1. A simple canopy model was developed for Scots Pine (Pinus sylvestris L.) and applied to a transect of six meteorological stations in Europe. The model accounts for possible genetic adaptation of phenology of photosynthesis to the local climate and to decreases of gas exchange owing to drought.
2. Simulations accounting for adaptation of phenology to the local climate differed up to 20% from simulations using the same phenology parameter values for all locations.
3. A temperature increase of 3°C and a doubling of the CO2 concentration, while adjusting the photosynthesis parameters to give approximately the observed changed photosynthesis of +30%, also increased the length of the growing season by 23–42%. Combination of increases in the rate of photosynthesis and the length of the growing season resulted in increases of yearly Gross Primary Productivity (GPP) from 72 to 101%. Increases in transpiration were smaller.
4. A decrease of the precipitation by 25% reduced this increase to 54–64%.

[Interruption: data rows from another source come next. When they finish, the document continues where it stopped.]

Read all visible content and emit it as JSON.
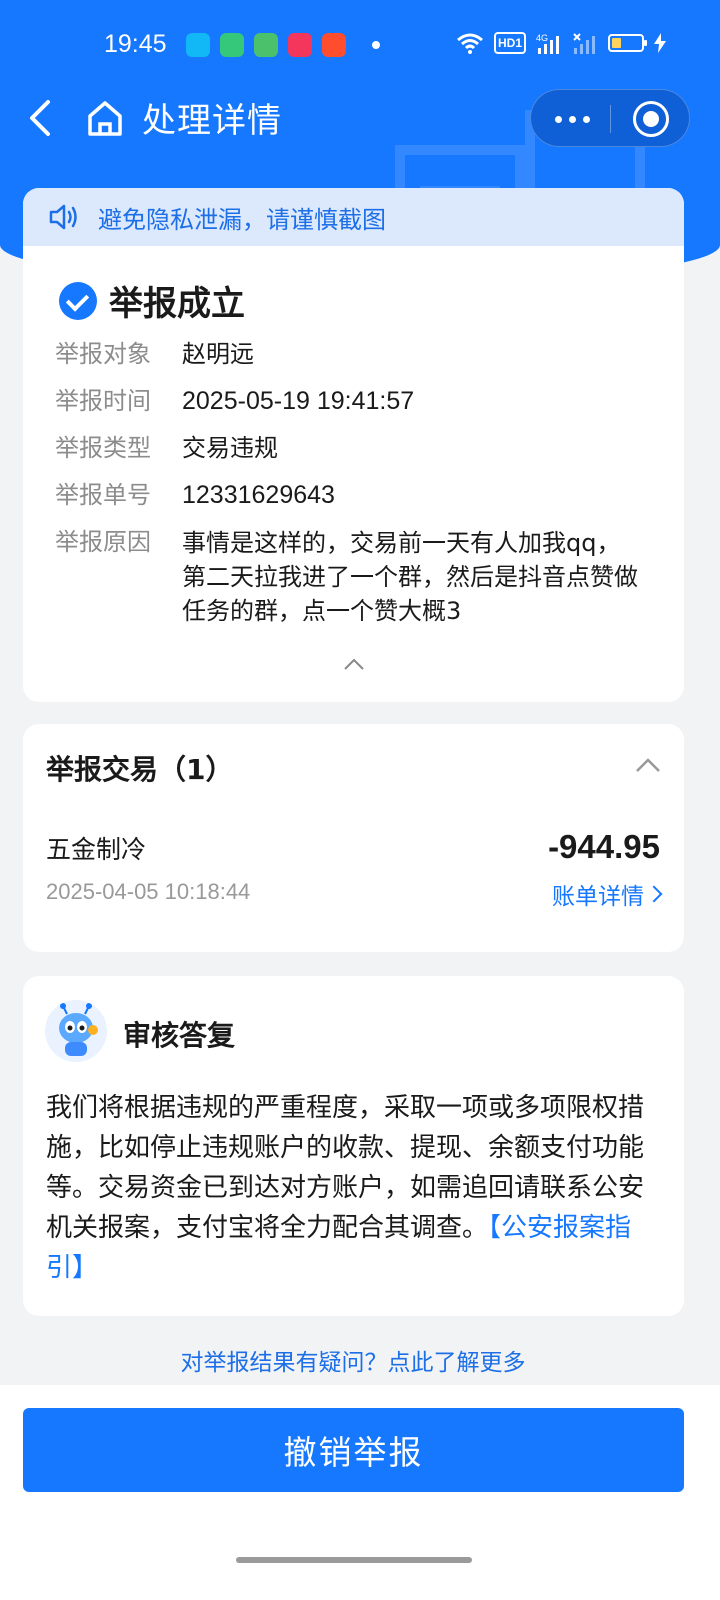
{
  "status_bar": {
    "time": "19:45",
    "network": "4G",
    "hd": "HD1",
    "apps": [
      {
        "name": "qq-icon",
        "color": "#12b7f5"
      },
      {
        "name": "phone-icon",
        "color": "#35c77a"
      },
      {
        "name": "messages-icon",
        "color": "#4cc16b"
      },
      {
        "name": "music-icon",
        "color": "#f5365c"
      },
      {
        "name": "video-icon",
        "color": "#ff4d2e"
      }
    ]
  },
  "nav": {
    "title": "处理详情"
  },
  "notice": {
    "text": "避免隐私泄漏，请谨慎截图"
  },
  "report": {
    "status": "举报成立",
    "fields": [
      {
        "label": "举报对象",
        "value": "赵明远"
      },
      {
        "label": "举报时间",
        "value": "2025-05-19 19:41:57"
      },
      {
        "label": "举报类型",
        "value": "交易违规"
      },
      {
        "label": "举报单号",
        "value": "12331629643"
      }
    ],
    "reason_label": "举报原因",
    "reason_text": "事情是这样的，交易前一天有人加我qq，第二天拉我进了一个群，然后是抖音点赞做任务的群，点一个赞大概3"
  },
  "trade": {
    "title": "举报交易（1）",
    "item": {
      "name": "五金制冷",
      "amount": "-944.95",
      "time": "2025-04-05 10:18:44",
      "link": "账单详情"
    }
  },
  "review": {
    "title": "审核答复",
    "body": "我们将根据违规的严重程度，采取一项或多项限权措施，比如停止违规账户的收款、提现、余额支付功能等。交易资金已到达对方账户，如需追回请联系公安机关报案，支付宝将全力配合其调查。",
    "link": "【公安报案指引】"
  },
  "question_link": "对举报结果有疑问？点此了解更多",
  "cancel_button": "撤销举报",
  "colors": {
    "brand": "#1677ff",
    "notice_bg": "#dce9fd"
  }
}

5. The relative magnitude of the simulated increases in GPP was similar for locations representing boreal, temperate and mediterranean climates.